My wife was in labor for over thirty-six
hours with the birth of our second child. Eventually, our daughter
was born, but the physician was apprehensive about her health.
He identified four diseases by name, explained that our daughter
was extremely weak, and said that she could be mentally retarded
because of the extended period that she was without oxygen. I
was hastily handed authorization papers to sign for her transfer
by ambulance to a specialized hospital in a nearby city. I looked
into the physician's face and could see his concern, for he knew
the perils of disease and the value of medical attention. From
his perspective, his recommendation was the best option; however,
I had seen evidence of Christian Science healing and knew God to be the only real source of health. I silently asked myself, 'Where will she be loved the most?' Intuitively, I sensed that I knew more about the power of God's love than the medical practitioners, so
I refused to sign the order. I told the doctor that I wanted some time to pray for the child. He was furious but gave me four hours to attend to her needs, after which time he would examine the infant again.
I carried our daughter into an empty birthing room, laid her in a cradle, and sat down beside her. I did not look at her or attend to her physically in any way. She was swaddled and silent. The next four hours were filled with prayer. I addressed every disease with its antidote - the truth of Christ.

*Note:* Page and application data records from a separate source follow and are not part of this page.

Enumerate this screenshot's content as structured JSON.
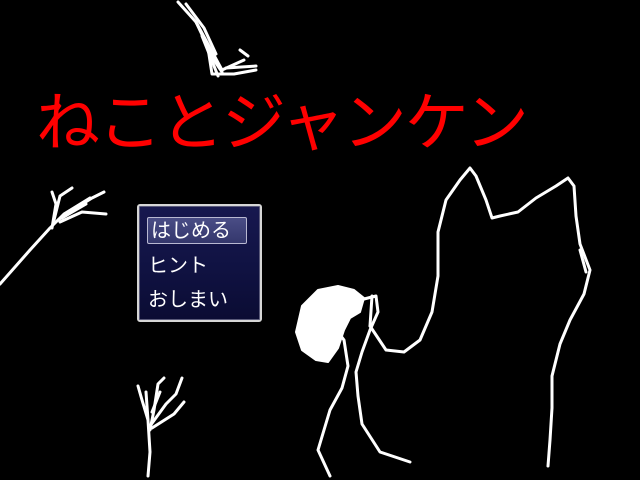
{
  "game": {
    "title": "ねことジャンケン"
  },
  "menu": {
    "items": [
      {
        "label": "はじめる",
        "selected": true
      },
      {
        "label": "ヒント",
        "selected": false
      },
      {
        "label": "おしまい",
        "selected": false
      }
    ]
  },
  "colors": {
    "background": "#000000",
    "title": "#ff0000",
    "line_art": "#ffffff",
    "window_fill": "#101242",
    "window_border": "#d6d6d6",
    "cursor_fill": "#3e4178"
  },
  "icons": {
    "cat": "cat-silhouette-icon",
    "feathers": "feather-toy-icon"
  }
}
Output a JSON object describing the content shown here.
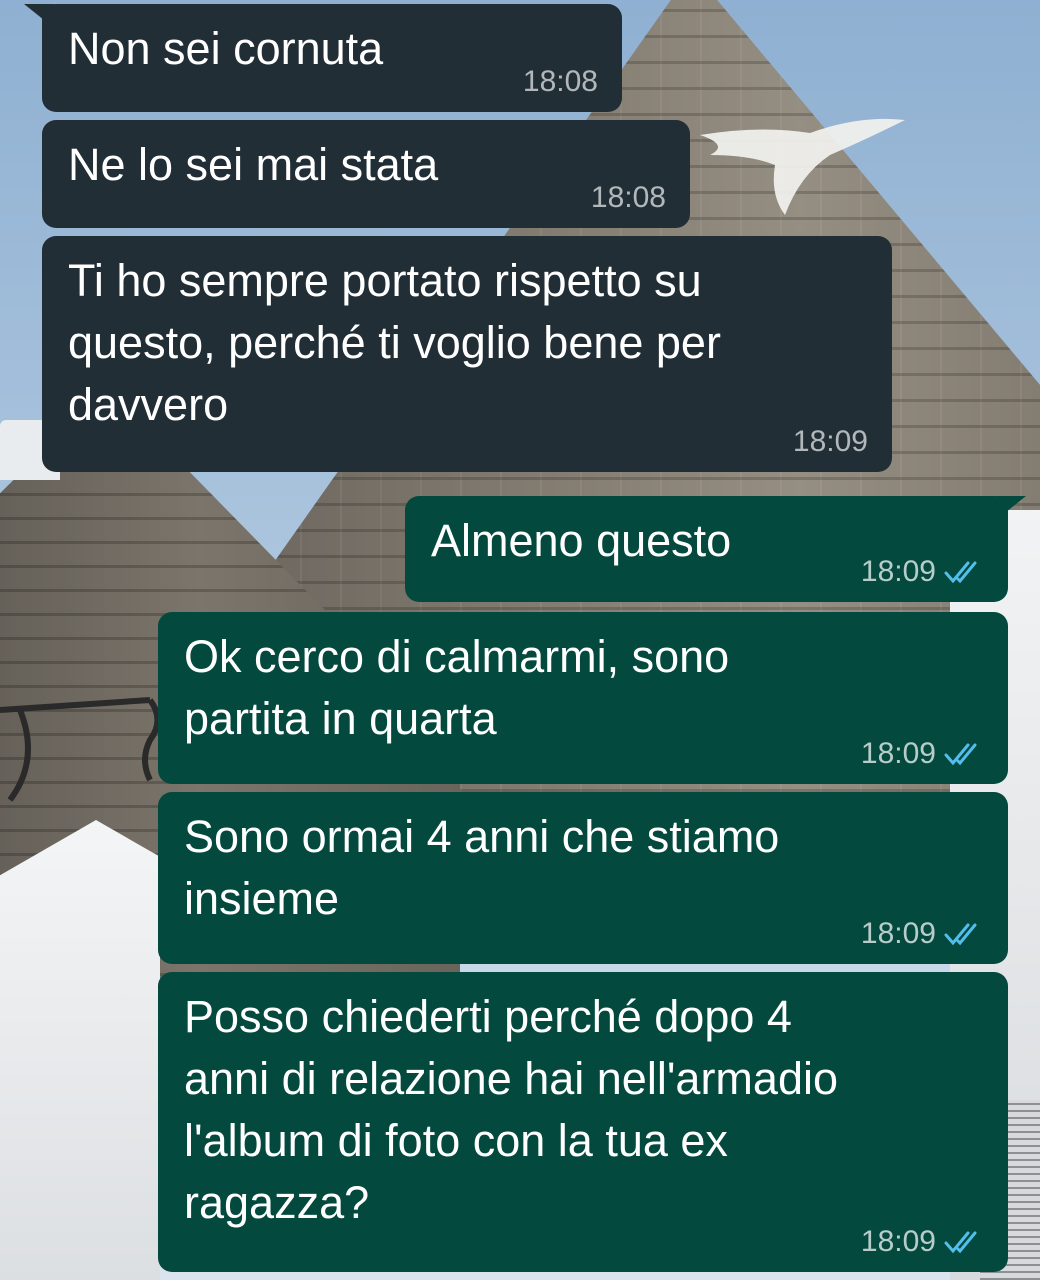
{
  "messages": [
    {
      "direction": "incoming",
      "text": "Non sei cornuta",
      "time": "18:08"
    },
    {
      "direction": "incoming",
      "text": "Ne lo sei mai stata",
      "time": "18:08"
    },
    {
      "direction": "incoming",
      "text": "Ti ho sempre portato rispetto su\nquesto, perché ti voglio bene per\ndavvero",
      "time": "18:09"
    },
    {
      "direction": "outgoing",
      "text": "Almeno questo",
      "time": "18:09",
      "status": "read"
    },
    {
      "direction": "outgoing",
      "text": "Ok cerco di calmarmi, sono\npartita in quarta",
      "time": "18:09",
      "status": "read"
    },
    {
      "direction": "outgoing",
      "text": "Sono ormai 4 anni che stiamo\ninsieme",
      "time": "18:09",
      "status": "read"
    },
    {
      "direction": "outgoing",
      "text": "Posso chiederti perché dopo 4\nanni di relazione hai nell'armadio\nl'album di foto con la tua ex\nragazza?",
      "time": "18:09",
      "status": "read"
    }
  ],
  "icons": {
    "read_receipt": "double-check-icon"
  },
  "colors": {
    "incoming_bubble": "#222e35",
    "outgoing_bubble": "#03493e",
    "read_tick": "#53bdeb",
    "text": "#ffffff"
  }
}
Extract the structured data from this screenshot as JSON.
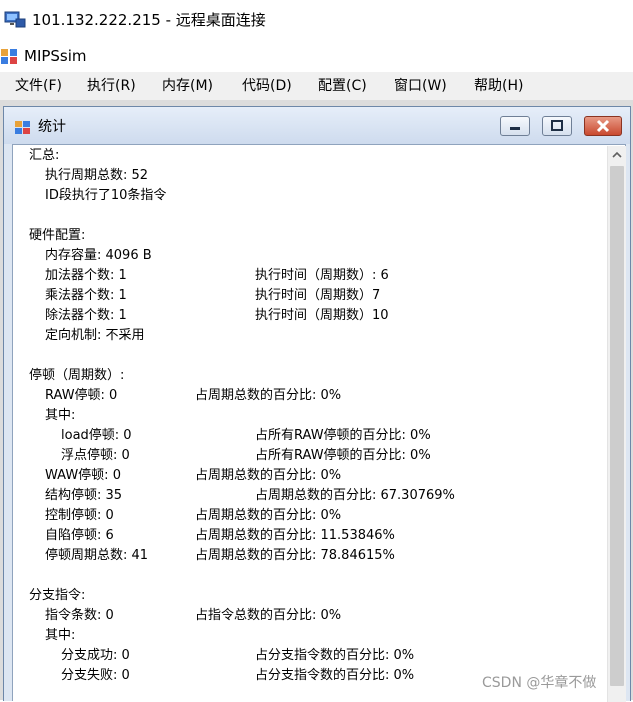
{
  "remote_desktop": {
    "title": "101.132.222.215 - 远程桌面连接",
    "icon": "remote-desktop-icon"
  },
  "app": {
    "title": "MIPSsim",
    "icon": "app-icon"
  },
  "menu": [
    "文件(F)",
    "执行(R)",
    "内存(M)",
    "代码(D)",
    "配置(C)",
    "窗口(W)",
    "帮助(H)"
  ],
  "child_window": {
    "title": "统计",
    "icon": "stats-window-icon",
    "buttons": [
      "minimize-icon",
      "maximize-icon",
      "close-icon"
    ]
  },
  "stats": [
    "汇总:",
    "执行周期总数: 52",
    "ID段执行了10条指令",
    "硬件配置:",
    "内存容量: 4096 B",
    "加法器个数: 1",
    "执行时间（周期数）: 6",
    "乘法器个数: 1",
    "执行时间（周期数）7",
    "除法器个数: 1",
    "执行时间（周期数）10",
    "定向机制: 不采用",
    "停顿（周期数）:",
    "RAW停顿: 0",
    "占周期总数的百分比: 0%",
    "其中:",
    "load停顿: 0",
    "占所有RAW停顿的百分比: 0%",
    "浮点停顿: 0",
    "占所有RAW停顿的百分比: 0%",
    "WAW停顿: 0",
    "占周期总数的百分比: 0%",
    "结构停顿: 35",
    "占周期总数的百分比: 67.30769%",
    "控制停顿: 0",
    "占周期总数的百分比: 0%",
    "自陷停顿: 6",
    "占周期总数的百分比: 11.53846%",
    "停顿周期总数: 41",
    "占周期总数的百分比: 78.84615%",
    "分支指令:",
    "指令条数: 0",
    "占指令总数的百分比: 0%",
    "其中:",
    "分支成功: 0",
    "占分支指令数的百分比: 0%",
    "分支失败: 0",
    "占分支指令数的百分比: 0%"
  ],
  "watermark": "CSDN @华章不做",
  "colors": {
    "menubar": "#f0f0f0",
    "child_title": "#dde6f2",
    "close_button": "#c9492f"
  }
}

I declared that all the power of the universe was hers by reflection, that Mind could not be deprived of its full expression, and that there was no obstacle to Love. Near the end of my time with her, a hymn came to mind, and I began to sing. In part, it reads, "Weeping may endure for a night, But joy cometh in the morning" (Hymn 425). The word "joy" stood out to me as a powerful force for good. Because of all the threats surrounding this precious child, I wanted everyone to identify her with that positive title. She would be called Joy.
At the scheduled time, a nurse whisked Joy
away for reexamination. Soon, the physician returned to where
I was still sitting and told me that two of the diseases were
gone and that she was as strong as a horse. I thought that was
cause for rejoicing, but he would have none of it, again demanding
that I sign the transfer papers. I told him that I was going to
take the child home. He was not kind to me for that decision,
but I readily forgave him. More documents were prepared, releasing
the medical personnel from all responsibility for her care.
Within a week or two, the symptoms of the diseases had disappeared, but there were still two disturbing issues: Joy's head was deformed, and she was cross-eyed. I knew that a baby's head is soft and that if distortion occurs during the birthing process, the head reshapes itself, but Joy's head was not responding.
I reached out for some wisdom about how to address this situation. I opened the Bible to the place where Jesus asked Martha, "Said I not unto thee, that, if thou wouldest believe, thou shouldest see the glory of God?" (John 11:40). I understood that there was a requirement to believe, but somehow that seemed insufficient. I asked, 'But what should I do?' I opened the Bible again, this time to Matt 26:38, where I found Jesus' earnest appeal - "Watch with me." I took this as both a literal as well as a spiritual assignment. God was present, and I did not want to miss the event. I lifted Joy out of her crib, placed her in the middle of my bed, and knelt down to watch. I was expectant and earnest in my endeavor to "behold the glory of God." Over a period of about twenty minutes, I watched Joy's skull rebalance itself. I could see it moving. It became perfectly symmetrical.
The belief of being cross-eyed lasted for several years but gradually yielded. It is so important to never let your guard down or accept deficiency as permanent just because a period of time has elapsed.
Joy graduated from high school with honors
and received a full scholarship to college. Needless to say, she
was not mentally retarded.
George Denninger ©